[The model allows for various parameters, like time delays in production and consumption decisions, taking into account that they depend on previous prices. The model also includes both short-term and long-term price-elasticities of demand and supply, as well as the rising costs of production for both monopolist and price takers.]

Oil price collapse

My model did not consider what Yale economist Wm. Nordhaus called a “backstop technology” (defined as an unlimited energy resource that would take over when the oil price becomes too high). In the 1980s, the price of natural gas was so high and the price of oil so low that liquefied natural gas (LNG) did not really enter into consideration. Nowadays, however, natural gas is a serious competitor to crude oil. Specifically, with natural gas around 4 dollars per million BTU (British Thermal Units), the price of oil should be about $24 a barrel, strictly on the basis of BTU equivalency. [Oil is a more flexible fuel than gas, which adds a considerable premium to the oil price.] This disparity between oil prices and gas prices became apparent by 2010, as soon as the US natural-gas price fell from $13 to $2 per million BTU, thanks to the shale revolution. [See also “Oil Price Enigma”] So the real question is: what has taken so long for the price of oil to collapse?

A partial answer is the increase of oil production worldwide, especially in the US, plus oil conservation, especially for motor vehicles, and the actual substitution of LNG and CNG (compressed natural gas) for many oil applications. In addition, major oil companies actually constructed expensive conversion plants to turn natural gas into gasoline, like Shell-Qatar’s GTL (gas to liquid) Pearl plant. Such plants cannot be built overnight and are no longer really economic with today’s oil prices. Yet they may have provided the impetus for the collapse.
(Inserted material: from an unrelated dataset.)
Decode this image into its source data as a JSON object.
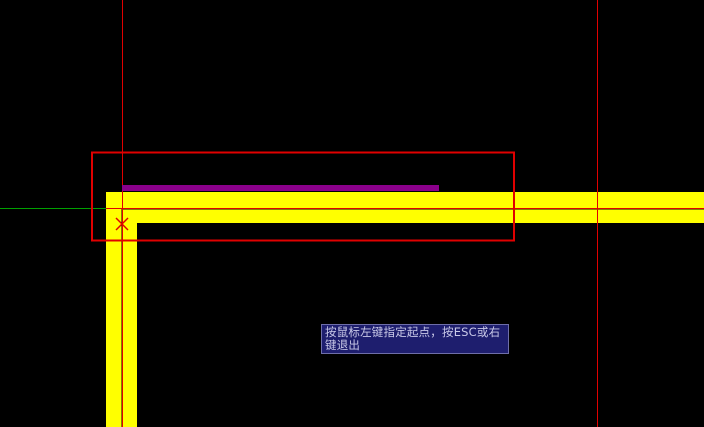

What of the future?

Of the many parameters that are fed into my oil-price model, the most important for determining future prices turns out to be discount rate. Note that we are not talking about the normal economic discount rate, but rather the discount rate as seen by the Saudi oil producers. It is perhaps obvious that if they fear a loss of control over their oil, they will produce all-out and accept lower prices, even though it is not profit-maximizing. We may be seeing this now in their current decision to let prices collapse—even though their fears are not spelled out explicitly; they prefer to talk about “keeping market shares.”

It’s quite difficult to predict future oil prices; politics, especially as related to environment and CO2 emissions, has become more important than rational economics. Here are some examples: approval of the Keystone XL oil pipeline; legal challenges to Obama’s “war on coal” and the more recent plan to control methane emissions (which might cripple the shale-fracking revolution). Internationally, we have many more unpredictables: terrorist attacks, sabotage, and revolutions that affect oil production in key nations; all the way to war in the Persian Gulf that might cut world oil supply severely—with a huge jump in the world price.